Glee fans are getting the chance to hang out with Kevin McHale and Harry Shum Jr. and raise money for a good cause at the same time.
McHale (Artie Abrams) and Shum (Mike Chang) are teaming up with Omaze.com to raise money for the non-profit The Invisible Children. Fans who donate $10 or more will be entered into a contest to win what the guys are describing as a "super secret Glee experience."
What does that mean? The pair are keeping mum for now, though previous Omaze campaigns run by other TV stars have included set visits and trips to red carpet premieres.
"We’ll have some special guests as well. We’ll have some friends, and some castmembers who I think are taking part," Shum tells The Hollywood Reporter. "But we want to keep that a secret."

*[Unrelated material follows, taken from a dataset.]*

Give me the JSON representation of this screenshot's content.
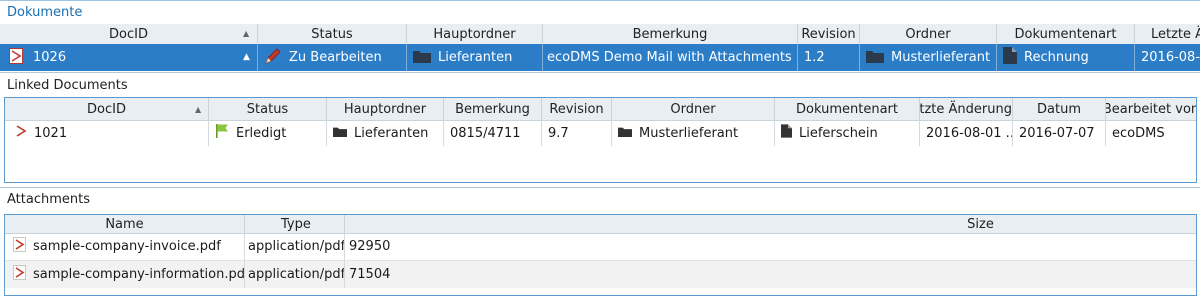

McHale adds that they are "hoping to help as many people as possible learn about Invisible Children," and says he has been impressed by how generous Glee fans have been in the past.
"People related to the characters as being underdogs," McHale says. "We’ve been extremely fortunate that our fans have been so giving."
Both McHale and Shum are longtime supporters of Invisible Children, which seeks to end the use of child soldiers in Central and East Africa. And as a whole, the Glee cast is known for its charitable work, donating iTunes sales from its Cory Monteith tribute episode to Vancouver's Project Limelight – which Monteith supported. In 2011, the cast helped raise $1 million for music education through its Glee Give a Note campaign, while many individual castmembers have adopted their own pet charities.
Omaze.com has become an increasingly popular fundraiser for TV stars, and Shum says it will help them "reach people who might not know about Invisible Children or the atrocities that are happening in [Central and East Africa]."
Previously, Breaking Bad's Bryan Cranston raised more than $303,000 for National Center for Missing & Exploited Children through an Omaze campaign, which saw a winner and his guest win a ticket to the show's final season premiere. His Bad costar Aaron Paul also ran an Omaze campaign, which raised $1.8 million, with fans winning trips to the show's series finale party.
Omaze is a for-profit company, and donations are not tax deductible. The company takes 20 percent of the donations, with the rest going to the stars' charity of choice.
Watch a video featuring McHale and Shum teasing their contest below.
- Arts & Entertainment